"Tomato and eggplant prices have fallen by more than 10% this last week, and zucchinis have already been losing value for a month. All prices stand below last year's levels," said the agrarian organization in a statement.
They point out that this situation is not just a consequence of a possible increase in the supply due to a rise in temperatures, and they lament the "lack of any prevention strategies or initiatives."
"On the contrary; the Producer Organizations and their Association have yet to take action (...). We find ourselves in the same situation as always, with no crisis management mechanisms in place to carry out product withdrawals, for example, in case the situation doesn't change and the price drops become even more pronounced," they added. .
Therefore, they ask that the supply to be regulated, so that tomatoes, zucchinis or eggplants do not "have to go through the same ordeal as cucumbers this year."

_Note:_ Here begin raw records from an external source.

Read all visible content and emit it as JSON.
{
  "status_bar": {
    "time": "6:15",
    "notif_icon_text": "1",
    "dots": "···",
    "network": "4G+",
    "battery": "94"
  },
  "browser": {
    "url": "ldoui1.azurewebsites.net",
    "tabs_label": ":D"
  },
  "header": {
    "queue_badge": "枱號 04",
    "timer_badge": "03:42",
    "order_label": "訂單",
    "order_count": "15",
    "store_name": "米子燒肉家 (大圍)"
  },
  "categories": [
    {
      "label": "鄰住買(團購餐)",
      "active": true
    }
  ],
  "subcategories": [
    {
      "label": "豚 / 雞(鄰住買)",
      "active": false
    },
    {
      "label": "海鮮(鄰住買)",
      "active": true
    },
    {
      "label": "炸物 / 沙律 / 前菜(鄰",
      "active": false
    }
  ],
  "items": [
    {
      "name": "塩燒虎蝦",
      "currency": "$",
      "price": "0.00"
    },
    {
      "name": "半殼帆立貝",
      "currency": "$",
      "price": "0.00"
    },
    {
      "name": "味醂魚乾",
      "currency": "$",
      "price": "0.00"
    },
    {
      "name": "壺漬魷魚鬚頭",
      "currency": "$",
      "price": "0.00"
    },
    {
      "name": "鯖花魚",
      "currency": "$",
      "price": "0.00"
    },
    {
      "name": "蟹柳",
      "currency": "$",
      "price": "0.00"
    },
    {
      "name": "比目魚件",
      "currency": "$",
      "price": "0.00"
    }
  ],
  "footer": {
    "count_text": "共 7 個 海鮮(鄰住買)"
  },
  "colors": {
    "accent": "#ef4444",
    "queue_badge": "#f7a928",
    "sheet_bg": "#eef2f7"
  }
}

By products, zucchinis are the worst off in February, as they have been losing value week after week. In the last 15 days alone, their price has fallen by 41%, hovering around the 25 cents, which is 50% below the price reached last year.
Eggplants are also affected by this decline. Their value has fallen by 17% in the last week, and by 63% in the last fifteen days.
At the moment, the price at origin stands at around 30 cents and is 46% lower than at this point last year. Asaja pointed out that in February and March, this product has reached the worst prices in recent years.
In the case of tomatoes, their price has dropped by 27% in the last fifteen days, falling below 35 cents, i.e., "well below the production costs, even though the tomato acreage in the province has been reduced this campaign."
According to Asaja, the situation is also "worrying" for producers of open ground vegetables, such as zucchini, cauliflower or lettuce. The latter are selling for "just 30 cents per piece (already handled), so the producers can't even cover their costs."